MIAMI — A shifty sailor whose newlywed wife mysteriously went missing at sea as they cruised around the Caribbean for their honeymoon, has finally acknowledged that he killed her.
Lewis Bennett, 41, a mining engineer with dual British and Australian citizenship, had long insisted he left his wife, Isabella Hellman, on deck in May 2017 when he went to their cabin to go to sleep. He said he later awoke when the boat hit something and that Hellman was gone.
But he has now pleaded guilty to involuntary manslaughter, with federal prosecutors asking for a sentence of eight years when he is sentenced in January. In his plea agreement, Bennett described his wife’s death as an accident that he did not witness, while admitting it was his fault, the Florida Sun-Sentinel reported.
Hellmann disappeared from the couple’s 37-foot catamaran, Surf Into Summer, as the couple sailed near the Bahamas on their way to Florida.
Bennett told investigators at the time that the boat experienced difficulties while he was sleeping below deck and Hellmann was on watch. He said she was missing when he came above deck after a loud noise woke him up.
After realizing the vessel was sinking, he said he gathered his belongings and abandoned ship.
He sent out an emergency alert about 30 miles from Cay Sal Bank in the Bahamas. He also made a phone call and reported that he was in distress on a life raft.
Hellmann’s body was never found and she is presumed dead. She was 41.
In court, Bennett admitted he did not require his wife — a weak swimmer and inexperienced sailor — to wear a life vest or harnesses tethered to their catamaran, all of which were on the vessel.
Bennett, who is a strong swimmer and has extensive training and experience in sailing, also acknowledged he did almost nothing to try to find his wife.
“Mr. Bennett could not recall whether he called out her name. Although Mr. Bennett threw a horseshoe life ring overboard, he did not deploy flares to illuminate the area to look for his wife or to signal his position, nor did he turn the catamaran around to look for her,” according to the plea agreement. “Additionally, Mr. Bennett did not search for her with the catamaran or the dinghy that was attached.”
But he did spend maybe 45 minutes loading up a life raft with food, water, safety devices, a satellite phone – and about $40,000 worth of stolen silver and gold coins.
Prosecutors said there was evidence that the damage inflicted on the catamaran appeared to be intentional, not accidental.
The couple, who had an infant daughter, had been married for only a few months but their marriage was already crumbing under heavy financial duress, prosecutors have said.

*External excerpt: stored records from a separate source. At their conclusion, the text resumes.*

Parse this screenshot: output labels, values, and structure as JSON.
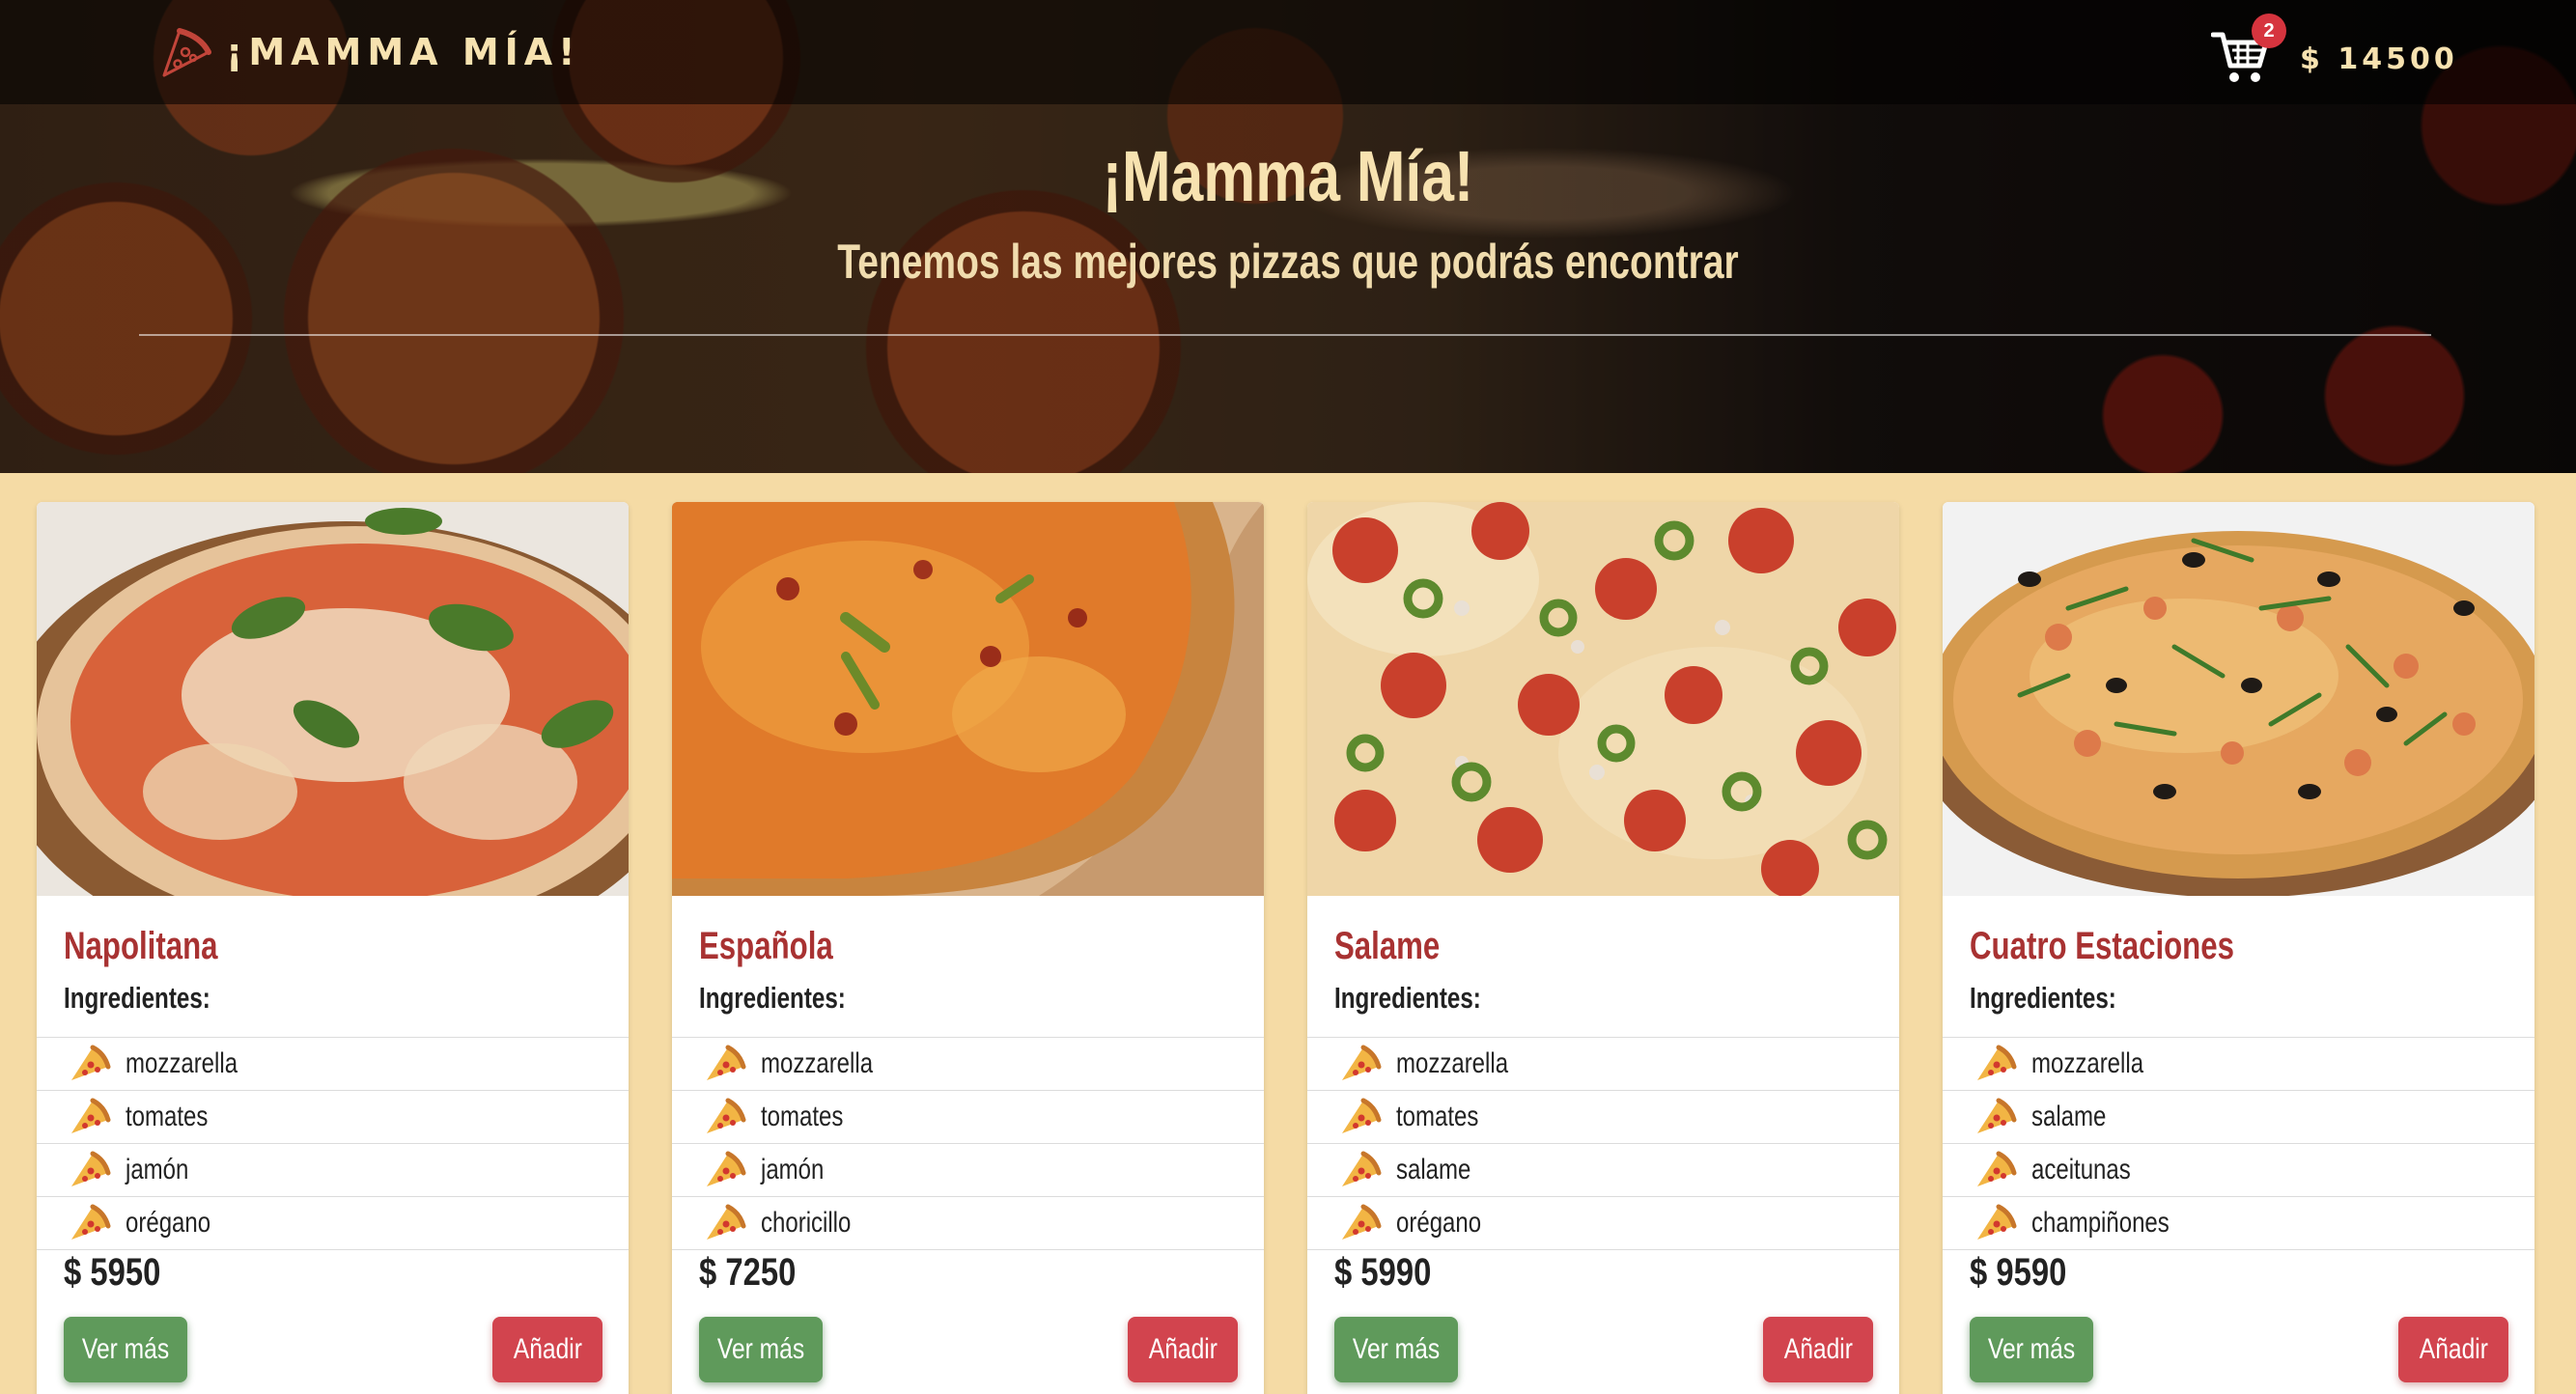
{
  "navbar": {
    "logo_text": "¡MAMMA MÍA!",
    "logo_icon": "pizza-slice-icon",
    "cart_icon": "shopping-cart-icon",
    "cart_count": "2",
    "cart_total": "$ 14500"
  },
  "hero": {
    "title": "¡Mamma Mía!",
    "subtitle": "Tenemos las mejores pizzas que podrás encontrar"
  },
  "ingredients_label": "Ingredientes:",
  "pizzas": [
    {
      "name": "Napolitana",
      "ingredients": [
        "mozzarella",
        "tomates",
        "jamón",
        "orégano"
      ],
      "price": "$ 5950",
      "more_label": "Ver más",
      "add_label": "Añadir"
    },
    {
      "name": "Española",
      "ingredients": [
        "mozzarella",
        "tomates",
        "jamón",
        "choricillo"
      ],
      "price": "$ 7250",
      "more_label": "Ver más",
      "add_label": "Añadir"
    },
    {
      "name": "Salame",
      "ingredients": [
        "mozzarella",
        "tomates",
        "salame",
        "orégano"
      ],
      "price": "$ 5990",
      "more_label": "Ver más",
      "add_label": "Añadir"
    },
    {
      "name": "Cuatro Estaciones",
      "ingredients": [
        "mozzarella",
        "salame",
        "aceitunas",
        "champiñones"
      ],
      "price": "$ 9590",
      "more_label": "Ver más",
      "add_label": "Añadir"
    }
  ],
  "colors": {
    "page_background": "#f5dba5",
    "accent_title": "#a83232",
    "button_more": "#5f9a5b",
    "button_add": "#d2444e",
    "badge": "#d6343e",
    "hero_text": "#f7e2b0"
  }
}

Prosecutors said that Bennett had a motive to kill his wife, a real estate broker who was born in Colombia but became a U.S. citizen after moving to the U.S.
“[Bennett] and Hellman were undergoing intense marital strife that was causing their marriage to deteriorate. That marital strife concerned disagreements about finances, arguments over a variety of topics, and the defendant’s treatment of Hellman,” prosecutors wrote in court filings.
“[His motive] was to remove the marital strife between them, enable him to inherit her estate, obtain complete control over the finances, and allow him to live his life as he pleased without any input from Hellman.”